For a Tesio-style device, complete replacement would be reported with 2 units of the replacement code.
The catheter will be removed when it is no longer needed or when removal is medically indicated due to infection or other reason. There is no code for removal of non-tunneled catheters, but this service can be reported with a low-level evaluation and management (E/M) code if documentation meets the E/M criteria. Removal of a tunneled CVC without a port or pump is reported with code 36589. For catheters with a port or pump, report the removal with code 36590, which includes removal of the catheter as well as the port or pump.

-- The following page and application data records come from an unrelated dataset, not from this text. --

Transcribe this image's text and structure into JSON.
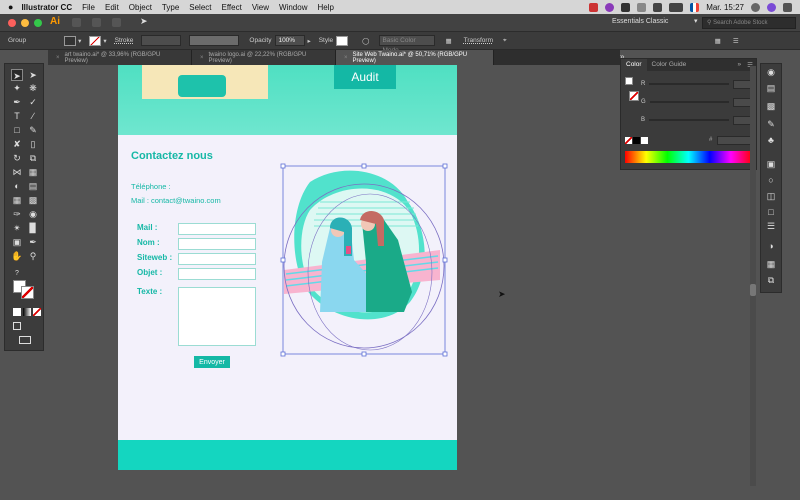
{
  "menubar": {
    "app_name": "Illustrator CC",
    "items": [
      "File",
      "Edit",
      "Object",
      "Type",
      "Select",
      "Effect",
      "View",
      "Window",
      "Help"
    ],
    "clock": "Mar. 15:27"
  },
  "appbar": {
    "workspace": "Essentials Classic",
    "search_placeholder": "Search Adobe Stock"
  },
  "controlbar": {
    "selection_label": "Group",
    "stroke_label": "Stroke",
    "opacity_label": "Opacity",
    "opacity_value": "100%",
    "style_label": "Style",
    "image_trace_label": "Basic Color Mode",
    "transform_label": "Transform"
  },
  "tabs": [
    {
      "label": "art twaino.ai* @ 33,96% (RGB/GPU Preview)"
    },
    {
      "label": "twaino logo.ai @ 22,22% (RGB/GPU Preview)"
    },
    {
      "label": "Site Web Twaino.ai* @ 50,71% (RGB/GPU Preview)"
    }
  ],
  "document": {
    "audit_button": "Audit",
    "heading": "Contactez nous",
    "phone_label": "Téléphone :",
    "mail_line": "Mail : contact@twaino.com",
    "form_labels": [
      "Mail :",
      "Nom :",
      "Siteweb :",
      "Objet :",
      "Texte :"
    ],
    "submit_button": "Envoyer"
  },
  "color_panel": {
    "tabs": [
      "Color",
      "Color Guide"
    ],
    "channels": [
      "R",
      "G",
      "B"
    ],
    "hash_label": "#"
  },
  "colors": {
    "teal": "#14d6c0",
    "teal_text": "#16b8a6",
    "page_bg": "#f3f1fb",
    "canvas_bg": "#535353"
  }
}
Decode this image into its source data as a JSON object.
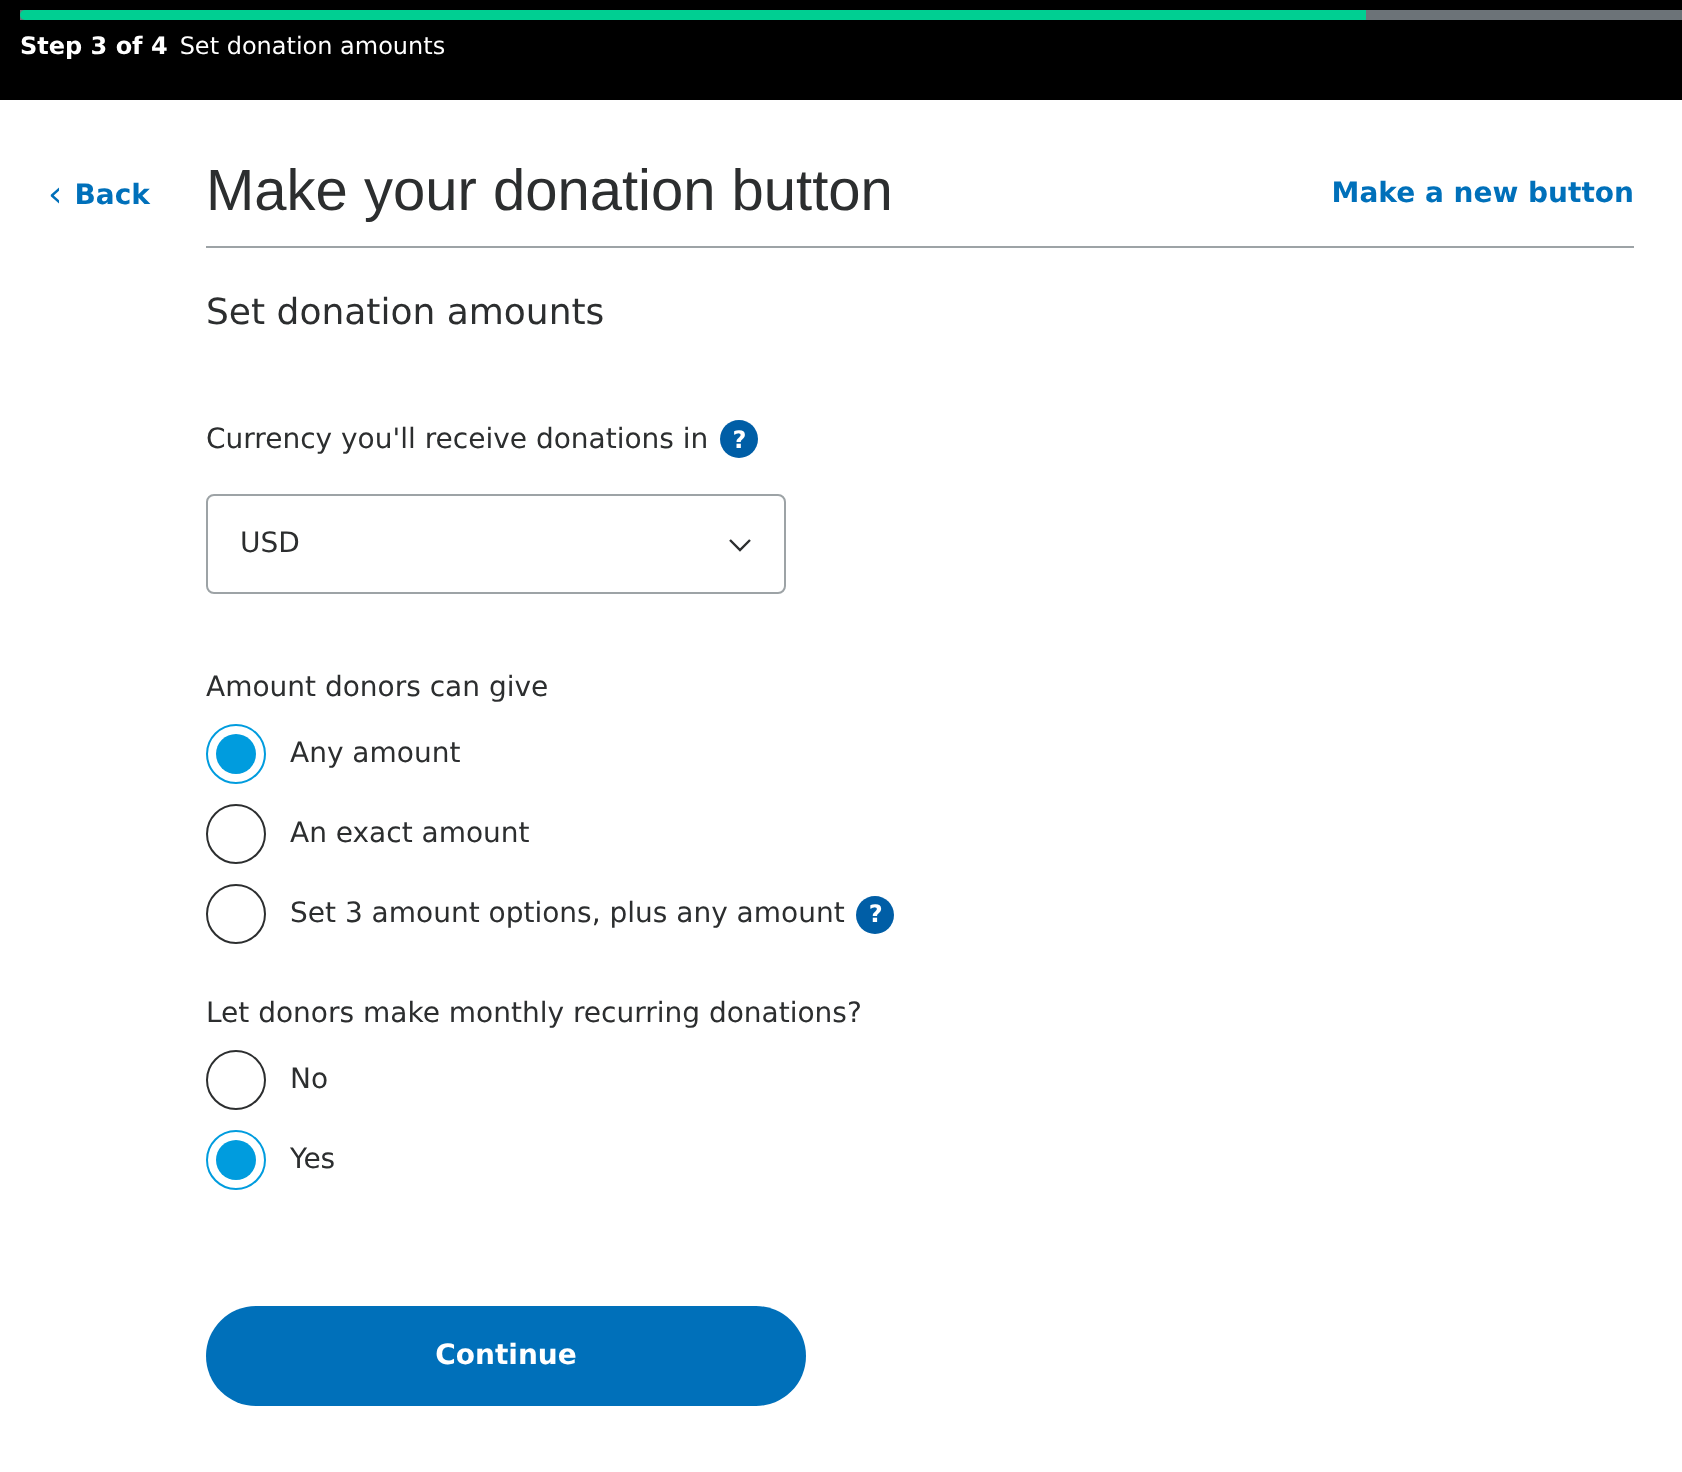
{
  "progress": {
    "level": 0.81,
    "step": "Step 3 of 4",
    "step_title": "Set donation amounts"
  },
  "back_link": {
    "chevron": "‹",
    "label": "Back"
  },
  "title": "Make your donation button",
  "new_button_link": "Make a new button",
  "section_title": "Set donation amounts",
  "currency": {
    "label": "Currency you'll receive donations in",
    "help": "?",
    "value": "USD"
  },
  "amount": {
    "label": "Amount donors can give",
    "options": [
      {
        "label": "Any amount",
        "selected": true
      },
      {
        "label": "An exact amount",
        "selected": false
      },
      {
        "label": "Set 3 amount options, plus any amount",
        "selected": false,
        "help": "?"
      }
    ]
  },
  "recurring": {
    "label": "Let donors make monthly recurring donations?",
    "options": [
      {
        "label": "No",
        "selected": false
      },
      {
        "label": "Yes",
        "selected": true
      }
    ]
  },
  "continue_button": "Continue"
}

Removal of Tesio-style devices should be reported with 2 units of the removal code.
Report fluoroscopic or ultrasound guidance separately with all of the codes discussed in this section except for code 36584.
Other CVC procedures include repositioning (36597), contrast injection (36598), declotting (36593), and mechanical removal of obstructive material (36595, 36596, 75901, 75902). We will not discuss these procedures in detail in this article.
As mentioned before, midline catheters are not considered central venous catheters by definition. Prior to 2019, CPT® Assistant and Coding Clinic for HCPCS provided instructions to assign a PICC placement code for the placement of a midline. The 2019 CPT® manual contains new guidance that instructs you to use the venipuncture codes 36400, 36405, 36406, and 36410 for midline insertion.
36400 Venipuncture, younger than age 3 years, necessitating the skill of a physician or other qualified health care professional, not to be used for routine venipuncture; femoral or jugular vein
36405 Venipuncture, younger than age 3 years, necessitating the skill of a physician or other qualified health care professional, not to be used for routine venipuncture; scalp vein
36406 Venipuncture, younger than age 3 years, necessitating the skill of a physician or other qualified health care professional, not to be used for routine venipuncture; other vein
36410 Venipuncture, age 3 years or older, necessitating the skill of a physician or other qualified health care professional (separate procedure), for diagnostic or therapeutic purposes (not to be used for routine venipuncture)
Coding central venous catheter procedures can seem overwhelming. Take the time to carefully read the report to determine what procedure was done and review the definitions and guidelines in the CPT® manual. With the exception of exceptions, all the information you need will be right in front of you.
- Article by Coding Strategies® Staff